Source data.
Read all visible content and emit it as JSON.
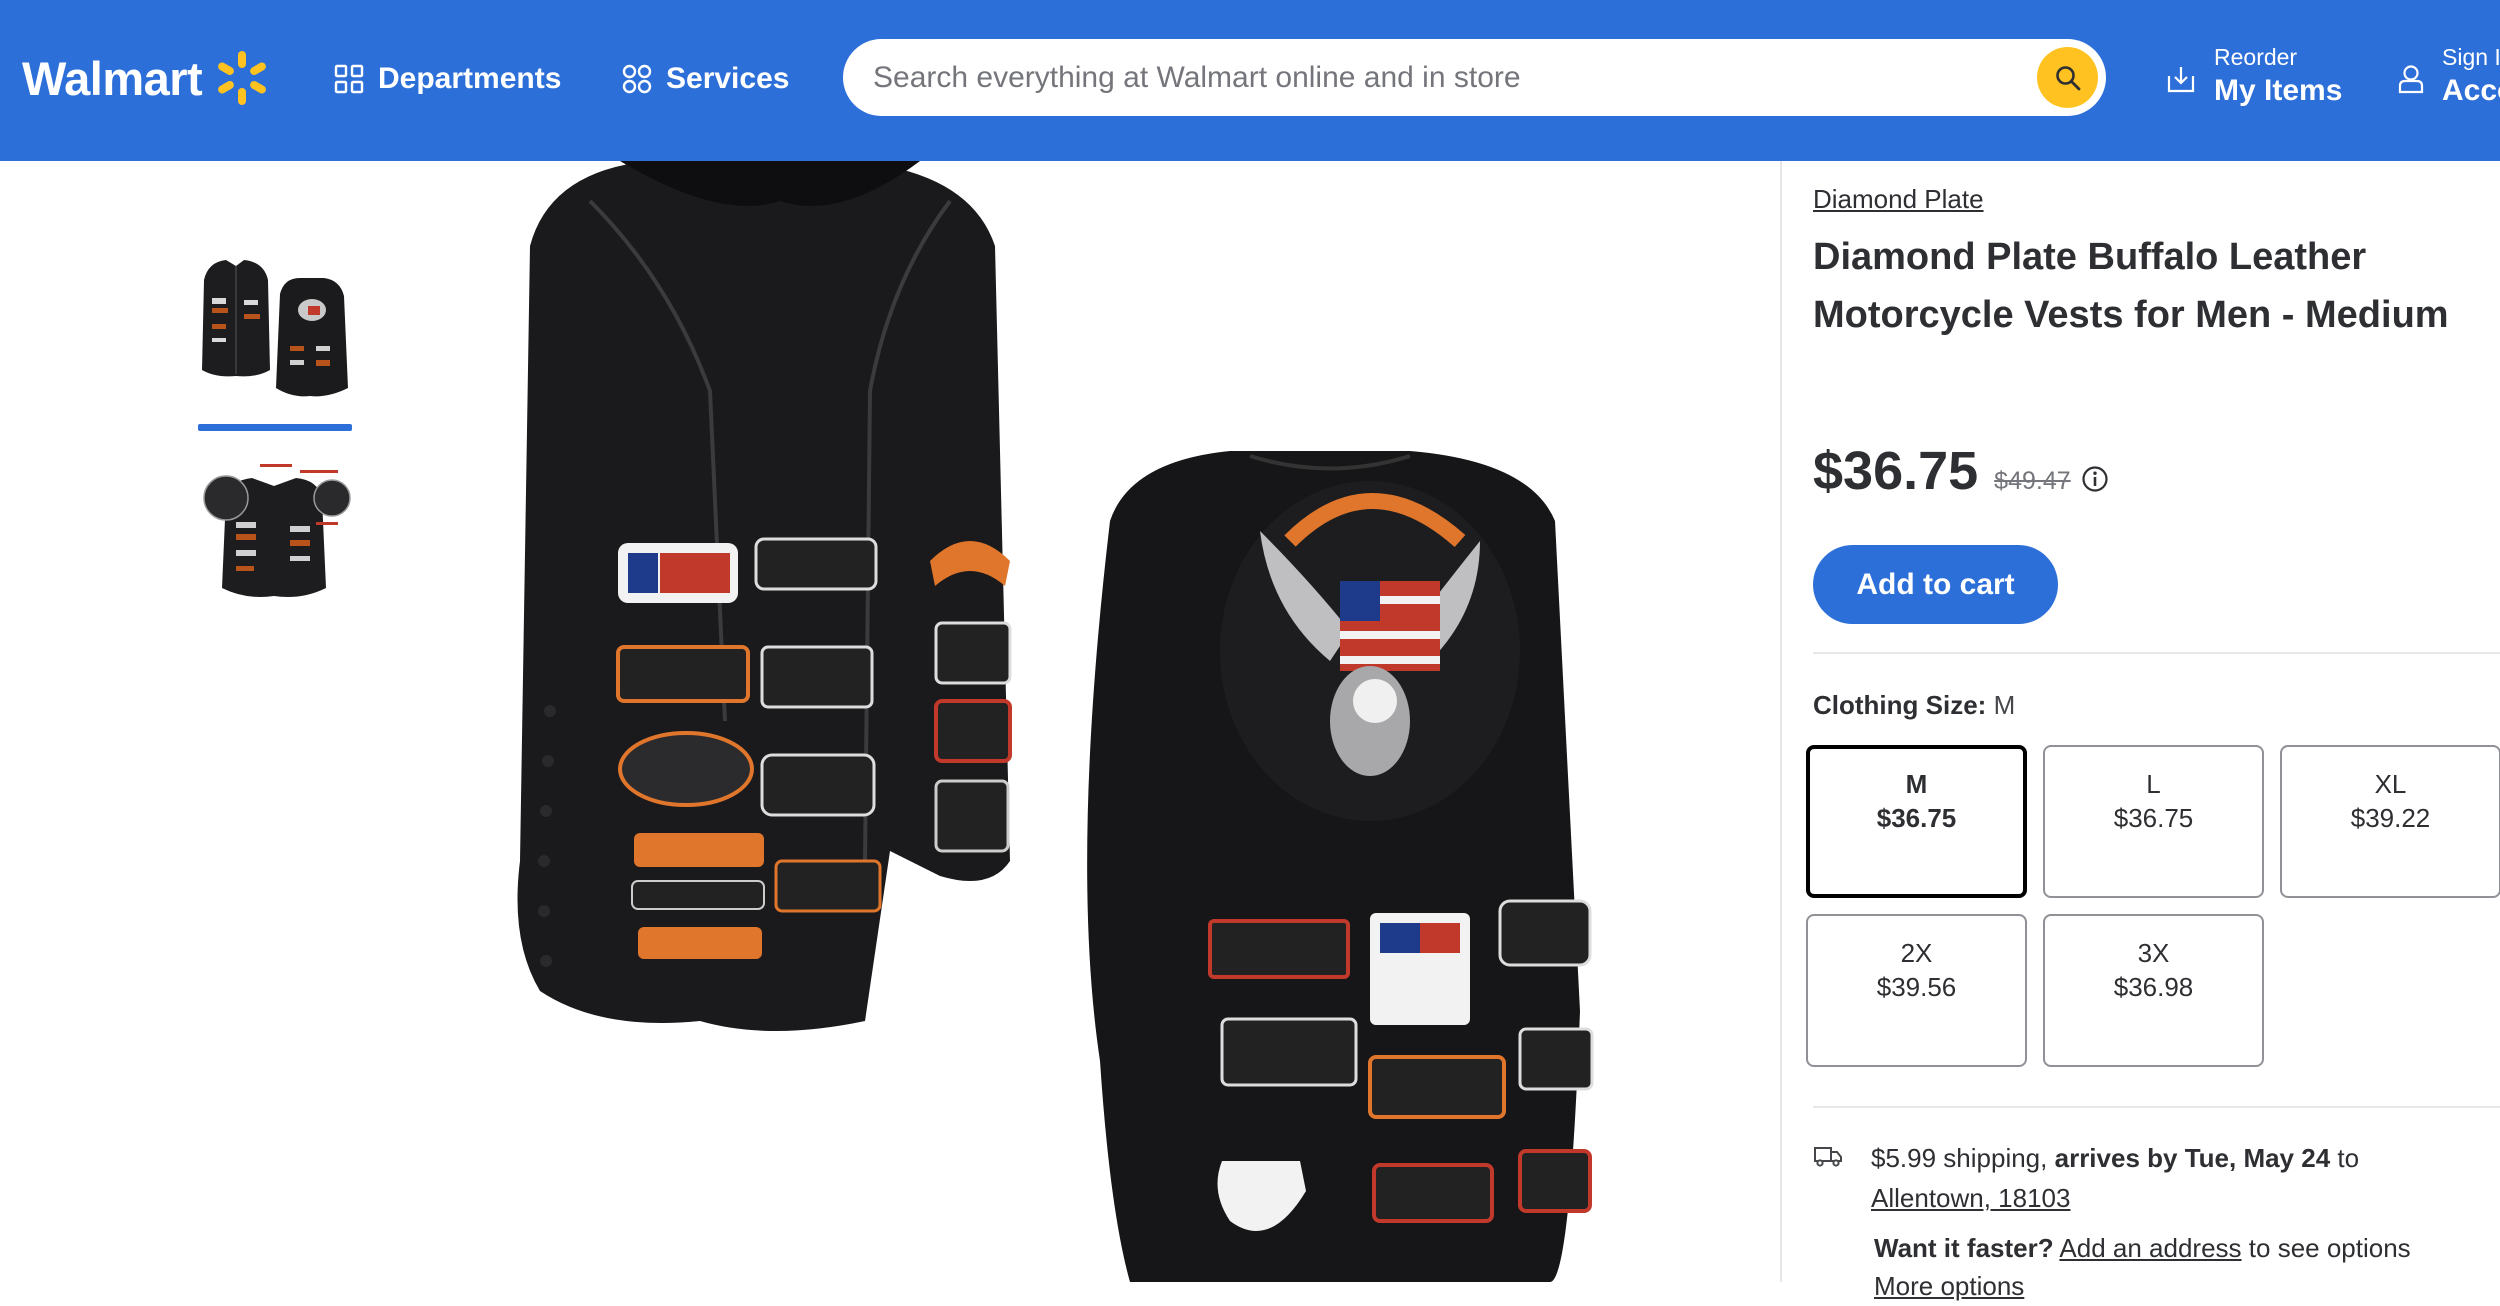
{
  "header": {
    "logo_text": "Walmart",
    "departments_label": "Departments",
    "services_label": "Services",
    "search_placeholder": "Search everything at Walmart online and in store",
    "reorder_small": "Reorder",
    "reorder_big": "My Items",
    "account_small": "Sign In",
    "account_big": "Account",
    "colors": {
      "brand_blue": "#2d6fd9",
      "spark_yellow": "#ffc220"
    }
  },
  "gallery": {
    "thumbnails": [
      "vest-front-and-back",
      "vest-with-interior-callouts"
    ],
    "selected_index": 0
  },
  "product": {
    "brand": "Diamond Plate",
    "title": "Diamond Plate Buffalo Leather Motorcycle Vests for Men - Medium",
    "price": "$36.75",
    "was_price": "$49.47",
    "add_to_cart_label": "Add to cart",
    "size_label": "Clothing Size:",
    "size_selected": "M",
    "sizes": [
      {
        "size": "M",
        "price": "$36.75",
        "selected": true
      },
      {
        "size": "L",
        "price": "$36.75",
        "selected": false
      },
      {
        "size": "XL",
        "price": "$39.22",
        "selected": false
      },
      {
        "size": "2X",
        "price": "$39.56",
        "selected": false
      },
      {
        "size": "3X",
        "price": "$36.98",
        "selected": false
      }
    ]
  },
  "shipping": {
    "cost": "$5.99 shipping,",
    "arrives": "arrives by Tue, May 24",
    "to": "to",
    "location": "Allentown, 18103",
    "want_faster": "Want it faster?",
    "add_address": "Add an address",
    "see_options": "to see options",
    "more_options": "More options"
  }
}
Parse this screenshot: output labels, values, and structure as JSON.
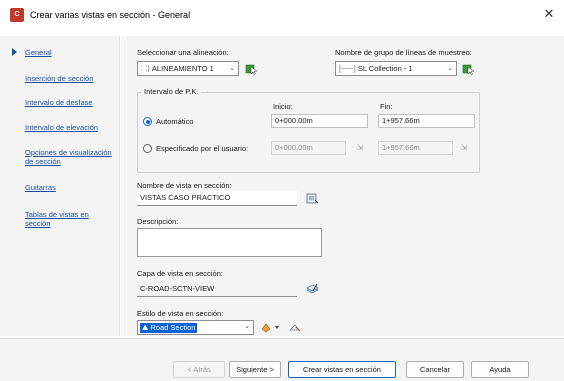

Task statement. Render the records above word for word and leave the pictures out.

Result below.
Read all visible content and emit it as JSON.
{
  "header": {
    "logo_text": "Walmart",
    "departments_label": "Departments",
    "services_label": "Services",
    "search_placeholder": "Search everything at Walmart online and in store",
    "reorder_small": "Reorder",
    "reorder_big": "My Items",
    "account_small": "Sign In",
    "account_big": "Account",
    "colors": {
      "brand_blue": "#2d6fd9",
      "spark_yellow": "#ffc220"
    }
  },
  "gallery": {
    "thumbnails": [
      "vest-front-and-back",
      "vest-with-interior-callouts"
    ],
    "selected_index": 0
  },
  "product": {
    "brand": "Diamond Plate",
    "title": "Diamond Plate Buffalo Leather Motorcycle Vests for Men - Medium",
    "price": "$36.75",
    "was_price": "$49.47",
    "add_to_cart_label": "Add to cart",
    "size_label": "Clothing Size:",
    "size_selected": "M",
    "sizes": [
      {
        "size": "M",
        "price": "$36.75",
        "selected": true
      },
      {
        "size": "L",
        "price": "$36.75",
        "selected": false
      },
      {
        "size": "XL",
        "price": "$39.22",
        "selected": false
      },
      {
        "size": "2X",
        "price": "$39.56",
        "selected": false
      },
      {
        "size": "3X",
        "price": "$36.98",
        "selected": false
      }
    ]
  },
  "shipping": {
    "cost": "$5.99 shipping,",
    "arrives": "arrives by Tue, May 24",
    "to": "to",
    "location": "Allentown, 18103",
    "want_faster": "Want it faster?",
    "add_address": "Add an address",
    "see_options": "to see options",
    "more_options": "More options"
  }
}
Parse this screenshot: output labels, values, and structure as JSON.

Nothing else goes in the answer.